___ DATASET RECORDS
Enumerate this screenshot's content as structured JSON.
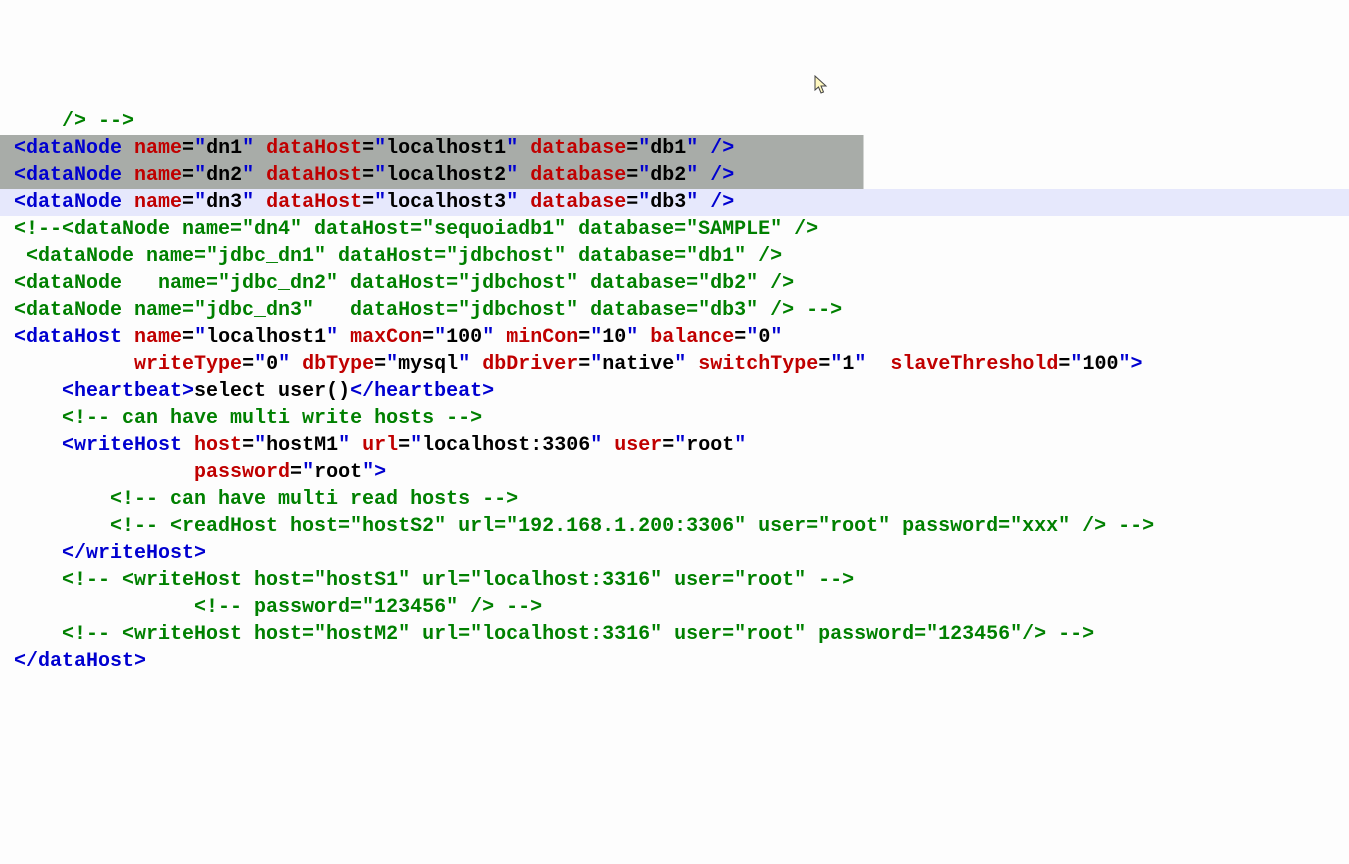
{
  "lines": [
    {
      "cls": "",
      "tokens": [
        {
          "c": "cmt",
          "t": "    /> -->"
        }
      ]
    },
    {
      "cls": "sel1",
      "tokens": [
        {
          "c": "tag",
          "t": "<dataNode "
        },
        {
          "c": "attr",
          "t": "name"
        },
        {
          "c": "eq",
          "t": "="
        },
        {
          "c": "tag",
          "t": "\""
        },
        {
          "c": "val",
          "t": "dn1"
        },
        {
          "c": "tag",
          "t": "\" "
        },
        {
          "c": "attr",
          "t": "dataHost"
        },
        {
          "c": "eq",
          "t": "="
        },
        {
          "c": "tag",
          "t": "\""
        },
        {
          "c": "val",
          "t": "localhost1"
        },
        {
          "c": "tag",
          "t": "\" "
        },
        {
          "c": "attr",
          "t": "database"
        },
        {
          "c": "eq",
          "t": "="
        },
        {
          "c": "tag",
          "t": "\""
        },
        {
          "c": "val",
          "t": "db1"
        },
        {
          "c": "tag",
          "t": "\" />"
        }
      ]
    },
    {
      "cls": "sel2",
      "tokens": [
        {
          "c": "tag",
          "t": "<dataNode "
        },
        {
          "c": "attr",
          "t": "name"
        },
        {
          "c": "eq",
          "t": "="
        },
        {
          "c": "tag",
          "t": "\""
        },
        {
          "c": "val",
          "t": "dn2"
        },
        {
          "c": "tag",
          "t": "\" "
        },
        {
          "c": "attr",
          "t": "dataHost"
        },
        {
          "c": "eq",
          "t": "="
        },
        {
          "c": "tag",
          "t": "\""
        },
        {
          "c": "val",
          "t": "localhost2"
        },
        {
          "c": "tag",
          "t": "\" "
        },
        {
          "c": "attr",
          "t": "database"
        },
        {
          "c": "eq",
          "t": "="
        },
        {
          "c": "tag",
          "t": "\""
        },
        {
          "c": "val",
          "t": "db2"
        },
        {
          "c": "tag",
          "t": "\" />"
        }
      ]
    },
    {
      "cls": "hl",
      "tokens": [
        {
          "c": "tag",
          "t": "<dataNode "
        },
        {
          "c": "attr",
          "t": "name"
        },
        {
          "c": "eq",
          "t": "="
        },
        {
          "c": "tag",
          "t": "\""
        },
        {
          "c": "val",
          "t": "dn3"
        },
        {
          "c": "tag",
          "t": "\" "
        },
        {
          "c": "attr",
          "t": "dataHost"
        },
        {
          "c": "eq",
          "t": "="
        },
        {
          "c": "tag",
          "t": "\""
        },
        {
          "c": "val",
          "t": "localhost3"
        },
        {
          "c": "tag",
          "t": "\" "
        },
        {
          "c": "attr",
          "t": "database"
        },
        {
          "c": "eq",
          "t": "="
        },
        {
          "c": "tag",
          "t": "\""
        },
        {
          "c": "val",
          "t": "db3"
        },
        {
          "c": "tag",
          "t": "\" />"
        }
      ]
    },
    {
      "cls": "",
      "tokens": [
        {
          "c": "cmt",
          "t": "<!--<dataNode name=\"dn4\" dataHost=\"sequoiadb1\" database=\"SAMPLE\" />"
        }
      ]
    },
    {
      "cls": "",
      "tokens": [
        {
          "c": "cmt",
          "t": " <dataNode name=\"jdbc_dn1\" dataHost=\"jdbchost\" database=\"db1\" />"
        }
      ]
    },
    {
      "cls": "",
      "tokens": [
        {
          "c": "cmt",
          "t": "<dataNode   name=\"jdbc_dn2\" dataHost=\"jdbchost\" database=\"db2\" />"
        }
      ]
    },
    {
      "cls": "",
      "tokens": [
        {
          "c": "cmt",
          "t": "<dataNode name=\"jdbc_dn3\"   dataHost=\"jdbchost\" database=\"db3\" /> -->"
        }
      ]
    },
    {
      "cls": "",
      "tokens": [
        {
          "c": "tag",
          "t": "<dataHost "
        },
        {
          "c": "attr",
          "t": "name"
        },
        {
          "c": "eq",
          "t": "="
        },
        {
          "c": "tag",
          "t": "\""
        },
        {
          "c": "val",
          "t": "localhost1"
        },
        {
          "c": "tag",
          "t": "\" "
        },
        {
          "c": "attr",
          "t": "maxCon"
        },
        {
          "c": "eq",
          "t": "="
        },
        {
          "c": "tag",
          "t": "\""
        },
        {
          "c": "val",
          "t": "100"
        },
        {
          "c": "tag",
          "t": "\" "
        },
        {
          "c": "attr",
          "t": "minCon"
        },
        {
          "c": "eq",
          "t": "="
        },
        {
          "c": "tag",
          "t": "\""
        },
        {
          "c": "val",
          "t": "10"
        },
        {
          "c": "tag",
          "t": "\" "
        },
        {
          "c": "attr",
          "t": "balance"
        },
        {
          "c": "eq",
          "t": "="
        },
        {
          "c": "tag",
          "t": "\""
        },
        {
          "c": "val",
          "t": "0"
        },
        {
          "c": "tag",
          "t": "\""
        }
      ]
    },
    {
      "cls": "",
      "tokens": [
        {
          "c": "txt",
          "t": "          "
        },
        {
          "c": "attr",
          "t": "writeType"
        },
        {
          "c": "eq",
          "t": "="
        },
        {
          "c": "tag",
          "t": "\""
        },
        {
          "c": "val",
          "t": "0"
        },
        {
          "c": "tag",
          "t": "\" "
        },
        {
          "c": "attr",
          "t": "dbType"
        },
        {
          "c": "eq",
          "t": "="
        },
        {
          "c": "tag",
          "t": "\""
        },
        {
          "c": "val",
          "t": "mysql"
        },
        {
          "c": "tag",
          "t": "\" "
        },
        {
          "c": "attr",
          "t": "dbDriver"
        },
        {
          "c": "eq",
          "t": "="
        },
        {
          "c": "tag",
          "t": "\""
        },
        {
          "c": "val",
          "t": "native"
        },
        {
          "c": "tag",
          "t": "\" "
        },
        {
          "c": "attr",
          "t": "switchType"
        },
        {
          "c": "eq",
          "t": "="
        },
        {
          "c": "tag",
          "t": "\""
        },
        {
          "c": "val",
          "t": "1"
        },
        {
          "c": "tag",
          "t": "\"  "
        },
        {
          "c": "attr",
          "t": "slaveThreshold"
        },
        {
          "c": "eq",
          "t": "="
        },
        {
          "c": "tag",
          "t": "\""
        },
        {
          "c": "val",
          "t": "100"
        },
        {
          "c": "tag",
          "t": "\">"
        }
      ]
    },
    {
      "cls": "",
      "tokens": [
        {
          "c": "txt",
          "t": "    "
        },
        {
          "c": "tag",
          "t": "<heartbeat>"
        },
        {
          "c": "txt",
          "t": "select user()"
        },
        {
          "c": "tag",
          "t": "</heartbeat>"
        }
      ]
    },
    {
      "cls": "",
      "tokens": [
        {
          "c": "txt",
          "t": "    "
        },
        {
          "c": "cmt",
          "t": "<!-- can have multi write hosts -->"
        }
      ]
    },
    {
      "cls": "",
      "tokens": [
        {
          "c": "txt",
          "t": "    "
        },
        {
          "c": "tag",
          "t": "<writeHost "
        },
        {
          "c": "attr",
          "t": "host"
        },
        {
          "c": "eq",
          "t": "="
        },
        {
          "c": "tag",
          "t": "\""
        },
        {
          "c": "val",
          "t": "hostM1"
        },
        {
          "c": "tag",
          "t": "\" "
        },
        {
          "c": "attr",
          "t": "url"
        },
        {
          "c": "eq",
          "t": "="
        },
        {
          "c": "tag",
          "t": "\""
        },
        {
          "c": "val",
          "t": "localhost:3306"
        },
        {
          "c": "tag",
          "t": "\" "
        },
        {
          "c": "attr",
          "t": "user"
        },
        {
          "c": "eq",
          "t": "="
        },
        {
          "c": "tag",
          "t": "\""
        },
        {
          "c": "val",
          "t": "root"
        },
        {
          "c": "tag",
          "t": "\""
        }
      ]
    },
    {
      "cls": "",
      "tokens": [
        {
          "c": "txt",
          "t": "               "
        },
        {
          "c": "attr",
          "t": "password"
        },
        {
          "c": "eq",
          "t": "="
        },
        {
          "c": "tag",
          "t": "\""
        },
        {
          "c": "val",
          "t": "root"
        },
        {
          "c": "tag",
          "t": "\">"
        }
      ]
    },
    {
      "cls": "",
      "tokens": [
        {
          "c": "txt",
          "t": "        "
        },
        {
          "c": "cmt",
          "t": "<!-- can have multi read hosts -->"
        }
      ]
    },
    {
      "cls": "",
      "tokens": [
        {
          "c": "txt",
          "t": "        "
        },
        {
          "c": "cmt",
          "t": "<!-- <readHost host=\"hostS2\" url=\"192.168.1.200:3306\" user=\"root\" password=\"xxx\" /> -->"
        }
      ]
    },
    {
      "cls": "",
      "tokens": [
        {
          "c": "txt",
          "t": "    "
        },
        {
          "c": "tag",
          "t": "</writeHost>"
        }
      ]
    },
    {
      "cls": "",
      "tokens": [
        {
          "c": "txt",
          "t": "    "
        },
        {
          "c": "cmt",
          "t": "<!-- <writeHost host=\"hostS1\" url=\"localhost:3316\" user=\"root\" -->"
        }
      ]
    },
    {
      "cls": "",
      "tokens": [
        {
          "c": "txt",
          "t": "               "
        },
        {
          "c": "cmt",
          "t": "<!-- password=\"123456\" /> -->"
        }
      ]
    },
    {
      "cls": "",
      "tokens": [
        {
          "c": "txt",
          "t": "    "
        },
        {
          "c": "cmt",
          "t": "<!-- <writeHost host=\"hostM2\" url=\"localhost:3316\" user=\"root\" password=\"123456\"/> -->"
        }
      ]
    },
    {
      "cls": "",
      "tokens": [
        {
          "c": "tag",
          "t": "</dataHost>"
        }
      ]
    }
  ]
}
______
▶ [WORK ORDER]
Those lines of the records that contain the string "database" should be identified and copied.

▶ [TASK SOLUTION]
          "t": "database"
          "t": "database"
          "t": "database"
          "t": "<!--<dataNode name=\"dn4\" dataHost=\"sequoiadb1\" database=\"SAMPLE\" />"
          "t": " <dataNode name=\"jdbc_dn1\" dataHost=\"jdbchost\" database=\"db1\" />"
          "t": "<dataNode   name=\"jdbc_dn2\" dataHost=\"jdbchost\" database=\"db2\" />"
          "t": "<dataNode name=\"jdbc_dn3\"   dataHost=\"jdbchost\" database=\"db3\" /> -->"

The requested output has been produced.